### WHAT NEEDS TO BE DONE
Go through the records and copy each line where the string "this" occurs.

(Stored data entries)
===============

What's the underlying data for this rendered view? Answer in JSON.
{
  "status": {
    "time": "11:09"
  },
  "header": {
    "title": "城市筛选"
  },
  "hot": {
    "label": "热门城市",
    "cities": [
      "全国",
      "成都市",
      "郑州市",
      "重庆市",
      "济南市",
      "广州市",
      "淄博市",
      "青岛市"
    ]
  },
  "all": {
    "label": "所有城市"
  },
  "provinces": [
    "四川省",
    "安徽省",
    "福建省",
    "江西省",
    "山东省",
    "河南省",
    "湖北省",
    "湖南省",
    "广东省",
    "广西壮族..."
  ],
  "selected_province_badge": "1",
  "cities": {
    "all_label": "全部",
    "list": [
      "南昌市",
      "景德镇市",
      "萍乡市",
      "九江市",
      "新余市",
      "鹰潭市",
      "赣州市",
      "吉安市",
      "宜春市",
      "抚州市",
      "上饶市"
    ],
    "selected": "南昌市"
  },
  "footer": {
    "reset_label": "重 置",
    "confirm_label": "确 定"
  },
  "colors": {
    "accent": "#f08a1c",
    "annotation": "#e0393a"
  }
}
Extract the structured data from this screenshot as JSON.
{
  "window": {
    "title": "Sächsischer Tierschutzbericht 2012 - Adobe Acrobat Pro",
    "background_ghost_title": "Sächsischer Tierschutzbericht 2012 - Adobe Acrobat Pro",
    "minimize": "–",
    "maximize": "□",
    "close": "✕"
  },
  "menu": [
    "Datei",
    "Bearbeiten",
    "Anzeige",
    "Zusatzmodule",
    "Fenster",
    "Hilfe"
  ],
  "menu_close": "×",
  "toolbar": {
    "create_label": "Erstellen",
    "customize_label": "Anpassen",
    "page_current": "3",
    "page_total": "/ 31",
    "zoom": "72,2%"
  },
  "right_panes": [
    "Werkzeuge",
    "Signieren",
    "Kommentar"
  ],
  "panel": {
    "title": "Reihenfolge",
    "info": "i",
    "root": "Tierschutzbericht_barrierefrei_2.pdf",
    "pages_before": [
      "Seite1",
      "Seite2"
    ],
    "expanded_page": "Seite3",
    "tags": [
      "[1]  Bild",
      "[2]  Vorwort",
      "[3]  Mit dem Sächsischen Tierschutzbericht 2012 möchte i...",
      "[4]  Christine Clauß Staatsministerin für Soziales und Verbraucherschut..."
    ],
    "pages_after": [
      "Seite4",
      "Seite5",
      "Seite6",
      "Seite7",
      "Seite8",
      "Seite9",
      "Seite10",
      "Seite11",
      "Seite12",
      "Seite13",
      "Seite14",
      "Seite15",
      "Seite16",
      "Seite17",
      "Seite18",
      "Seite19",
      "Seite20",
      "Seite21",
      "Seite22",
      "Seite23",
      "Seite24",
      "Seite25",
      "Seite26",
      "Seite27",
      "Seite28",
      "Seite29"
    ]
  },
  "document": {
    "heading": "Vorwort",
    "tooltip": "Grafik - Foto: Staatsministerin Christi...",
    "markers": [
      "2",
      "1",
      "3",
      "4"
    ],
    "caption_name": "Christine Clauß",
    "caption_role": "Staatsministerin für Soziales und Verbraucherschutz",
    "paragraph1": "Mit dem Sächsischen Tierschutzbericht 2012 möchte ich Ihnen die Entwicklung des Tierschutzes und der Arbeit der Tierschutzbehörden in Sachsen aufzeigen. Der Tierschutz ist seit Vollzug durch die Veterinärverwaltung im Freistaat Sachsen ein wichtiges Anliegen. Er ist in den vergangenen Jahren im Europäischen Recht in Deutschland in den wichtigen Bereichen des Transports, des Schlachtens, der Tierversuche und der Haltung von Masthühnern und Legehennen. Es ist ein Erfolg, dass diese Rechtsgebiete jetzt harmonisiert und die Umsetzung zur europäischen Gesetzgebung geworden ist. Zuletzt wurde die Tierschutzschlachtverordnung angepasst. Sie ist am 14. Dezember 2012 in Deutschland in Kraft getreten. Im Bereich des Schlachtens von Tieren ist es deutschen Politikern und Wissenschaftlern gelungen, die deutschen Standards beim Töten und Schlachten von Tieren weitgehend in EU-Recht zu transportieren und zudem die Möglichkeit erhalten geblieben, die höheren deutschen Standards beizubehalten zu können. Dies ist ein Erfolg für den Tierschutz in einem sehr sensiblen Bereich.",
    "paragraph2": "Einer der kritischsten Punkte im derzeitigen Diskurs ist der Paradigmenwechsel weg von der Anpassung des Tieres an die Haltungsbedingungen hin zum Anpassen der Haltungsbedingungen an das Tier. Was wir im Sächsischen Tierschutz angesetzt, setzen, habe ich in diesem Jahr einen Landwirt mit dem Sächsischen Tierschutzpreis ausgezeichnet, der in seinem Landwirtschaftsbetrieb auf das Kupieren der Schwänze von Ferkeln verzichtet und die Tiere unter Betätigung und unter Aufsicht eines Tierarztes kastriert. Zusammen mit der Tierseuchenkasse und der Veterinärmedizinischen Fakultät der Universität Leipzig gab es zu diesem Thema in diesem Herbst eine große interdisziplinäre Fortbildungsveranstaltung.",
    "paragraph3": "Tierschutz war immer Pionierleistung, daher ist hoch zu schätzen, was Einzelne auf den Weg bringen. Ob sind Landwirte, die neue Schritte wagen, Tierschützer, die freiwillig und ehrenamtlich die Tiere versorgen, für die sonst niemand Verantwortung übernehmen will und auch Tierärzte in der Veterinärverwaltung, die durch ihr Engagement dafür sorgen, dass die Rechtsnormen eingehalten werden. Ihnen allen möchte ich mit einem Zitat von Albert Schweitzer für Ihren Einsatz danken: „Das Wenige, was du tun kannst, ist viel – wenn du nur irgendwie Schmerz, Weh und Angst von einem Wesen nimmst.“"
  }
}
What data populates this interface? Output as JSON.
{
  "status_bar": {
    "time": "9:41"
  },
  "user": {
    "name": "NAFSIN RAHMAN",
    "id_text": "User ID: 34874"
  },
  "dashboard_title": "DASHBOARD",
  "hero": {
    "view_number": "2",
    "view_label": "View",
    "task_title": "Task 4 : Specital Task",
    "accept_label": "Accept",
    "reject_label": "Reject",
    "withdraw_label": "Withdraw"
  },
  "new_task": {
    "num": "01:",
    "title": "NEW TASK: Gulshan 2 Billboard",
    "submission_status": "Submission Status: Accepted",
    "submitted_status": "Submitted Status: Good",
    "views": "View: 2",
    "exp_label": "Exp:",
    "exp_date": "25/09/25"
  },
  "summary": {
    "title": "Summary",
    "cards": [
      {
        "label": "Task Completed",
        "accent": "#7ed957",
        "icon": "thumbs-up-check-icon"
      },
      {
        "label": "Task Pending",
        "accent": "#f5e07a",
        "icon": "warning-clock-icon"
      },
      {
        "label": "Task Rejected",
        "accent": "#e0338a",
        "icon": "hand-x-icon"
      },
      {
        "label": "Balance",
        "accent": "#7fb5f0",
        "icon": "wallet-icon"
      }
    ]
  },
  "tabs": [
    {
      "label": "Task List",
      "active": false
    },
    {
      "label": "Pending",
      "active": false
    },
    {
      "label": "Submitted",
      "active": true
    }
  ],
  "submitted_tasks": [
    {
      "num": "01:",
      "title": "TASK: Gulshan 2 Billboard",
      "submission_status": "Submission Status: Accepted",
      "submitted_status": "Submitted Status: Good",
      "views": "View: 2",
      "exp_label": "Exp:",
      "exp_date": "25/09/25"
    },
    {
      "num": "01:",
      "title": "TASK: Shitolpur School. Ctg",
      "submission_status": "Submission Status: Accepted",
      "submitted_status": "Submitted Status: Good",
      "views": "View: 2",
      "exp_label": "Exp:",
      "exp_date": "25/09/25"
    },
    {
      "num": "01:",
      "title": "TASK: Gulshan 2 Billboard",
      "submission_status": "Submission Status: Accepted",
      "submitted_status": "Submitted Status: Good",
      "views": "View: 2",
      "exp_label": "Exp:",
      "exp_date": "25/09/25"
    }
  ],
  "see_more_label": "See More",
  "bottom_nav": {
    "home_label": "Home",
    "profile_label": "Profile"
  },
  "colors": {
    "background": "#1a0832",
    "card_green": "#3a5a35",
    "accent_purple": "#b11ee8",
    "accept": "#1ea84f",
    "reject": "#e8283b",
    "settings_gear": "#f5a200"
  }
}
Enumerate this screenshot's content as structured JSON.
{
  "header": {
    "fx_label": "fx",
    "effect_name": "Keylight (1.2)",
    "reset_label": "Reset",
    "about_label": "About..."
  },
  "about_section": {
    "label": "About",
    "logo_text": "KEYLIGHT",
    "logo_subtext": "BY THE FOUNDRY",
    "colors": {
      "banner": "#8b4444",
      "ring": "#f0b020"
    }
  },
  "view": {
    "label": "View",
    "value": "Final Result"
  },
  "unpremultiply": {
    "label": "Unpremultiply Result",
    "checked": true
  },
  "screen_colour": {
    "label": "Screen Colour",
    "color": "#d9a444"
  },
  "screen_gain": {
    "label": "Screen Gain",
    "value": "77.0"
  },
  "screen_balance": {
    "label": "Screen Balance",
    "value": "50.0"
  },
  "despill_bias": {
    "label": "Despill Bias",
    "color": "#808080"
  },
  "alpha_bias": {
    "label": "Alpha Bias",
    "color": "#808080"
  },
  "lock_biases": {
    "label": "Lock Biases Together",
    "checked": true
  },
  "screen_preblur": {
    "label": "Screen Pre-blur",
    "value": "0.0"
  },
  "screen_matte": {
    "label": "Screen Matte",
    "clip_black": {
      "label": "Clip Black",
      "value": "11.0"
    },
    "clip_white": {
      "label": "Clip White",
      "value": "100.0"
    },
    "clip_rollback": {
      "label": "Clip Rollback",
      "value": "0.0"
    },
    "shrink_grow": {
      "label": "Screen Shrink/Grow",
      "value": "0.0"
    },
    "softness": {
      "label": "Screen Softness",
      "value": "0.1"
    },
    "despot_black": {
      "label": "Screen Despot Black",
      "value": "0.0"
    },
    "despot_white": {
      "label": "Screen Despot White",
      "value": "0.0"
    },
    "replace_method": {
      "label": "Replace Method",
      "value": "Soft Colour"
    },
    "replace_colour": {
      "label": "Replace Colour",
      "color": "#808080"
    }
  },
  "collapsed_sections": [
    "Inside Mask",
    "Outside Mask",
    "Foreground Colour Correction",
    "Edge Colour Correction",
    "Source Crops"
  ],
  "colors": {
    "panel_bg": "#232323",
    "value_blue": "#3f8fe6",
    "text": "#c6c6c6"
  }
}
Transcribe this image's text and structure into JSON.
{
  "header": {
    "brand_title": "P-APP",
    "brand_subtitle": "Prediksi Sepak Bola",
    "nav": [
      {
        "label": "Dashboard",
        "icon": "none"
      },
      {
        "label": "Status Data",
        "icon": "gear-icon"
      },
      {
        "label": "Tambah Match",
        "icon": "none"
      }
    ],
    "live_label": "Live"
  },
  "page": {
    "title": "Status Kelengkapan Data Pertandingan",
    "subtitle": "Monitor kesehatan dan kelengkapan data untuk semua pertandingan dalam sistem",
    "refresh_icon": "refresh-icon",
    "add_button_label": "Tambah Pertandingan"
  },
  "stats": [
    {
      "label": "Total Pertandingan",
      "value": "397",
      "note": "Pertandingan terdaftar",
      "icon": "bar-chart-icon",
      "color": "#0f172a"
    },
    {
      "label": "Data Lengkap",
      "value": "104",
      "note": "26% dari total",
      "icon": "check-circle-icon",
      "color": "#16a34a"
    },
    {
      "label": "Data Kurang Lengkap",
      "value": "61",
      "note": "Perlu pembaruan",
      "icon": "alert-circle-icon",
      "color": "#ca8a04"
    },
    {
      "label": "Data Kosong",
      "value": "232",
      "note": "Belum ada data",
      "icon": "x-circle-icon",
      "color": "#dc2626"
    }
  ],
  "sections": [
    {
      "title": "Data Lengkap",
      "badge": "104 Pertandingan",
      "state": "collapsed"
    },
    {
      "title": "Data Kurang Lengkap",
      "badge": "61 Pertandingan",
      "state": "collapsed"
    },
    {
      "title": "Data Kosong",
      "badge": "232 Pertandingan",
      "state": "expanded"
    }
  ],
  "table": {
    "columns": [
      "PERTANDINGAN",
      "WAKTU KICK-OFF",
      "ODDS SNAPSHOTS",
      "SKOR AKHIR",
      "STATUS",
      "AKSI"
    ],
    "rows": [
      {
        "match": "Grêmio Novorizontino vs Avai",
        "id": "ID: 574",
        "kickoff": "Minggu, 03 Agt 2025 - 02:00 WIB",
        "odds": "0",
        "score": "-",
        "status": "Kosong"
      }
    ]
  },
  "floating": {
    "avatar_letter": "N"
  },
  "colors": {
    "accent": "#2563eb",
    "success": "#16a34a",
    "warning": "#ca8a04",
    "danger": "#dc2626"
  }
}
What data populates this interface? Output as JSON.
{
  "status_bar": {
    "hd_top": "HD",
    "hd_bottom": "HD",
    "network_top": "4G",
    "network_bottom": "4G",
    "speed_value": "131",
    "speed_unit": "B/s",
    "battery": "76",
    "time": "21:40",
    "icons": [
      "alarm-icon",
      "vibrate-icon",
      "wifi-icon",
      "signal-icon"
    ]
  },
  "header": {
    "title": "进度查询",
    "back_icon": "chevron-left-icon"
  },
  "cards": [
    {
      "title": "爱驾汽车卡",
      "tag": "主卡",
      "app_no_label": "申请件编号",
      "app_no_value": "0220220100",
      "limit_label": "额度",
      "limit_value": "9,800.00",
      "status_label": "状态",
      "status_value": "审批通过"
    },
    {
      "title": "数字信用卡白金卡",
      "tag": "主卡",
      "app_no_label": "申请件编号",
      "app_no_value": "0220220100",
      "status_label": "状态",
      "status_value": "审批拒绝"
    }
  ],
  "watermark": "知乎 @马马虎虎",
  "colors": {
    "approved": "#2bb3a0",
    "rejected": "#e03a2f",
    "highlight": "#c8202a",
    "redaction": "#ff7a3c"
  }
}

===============

### ANSWER SPACE
What's the underlying data for this rendered view? Answer in JSON.
Extract the structured data from this screenshot as JSON.
What data populates this interface? Output as JSON.
Enumerate this screenshot's content as structured JSON.
Transcribe this image's text and structure into JSON.
What data populates this interface? Output as JSON.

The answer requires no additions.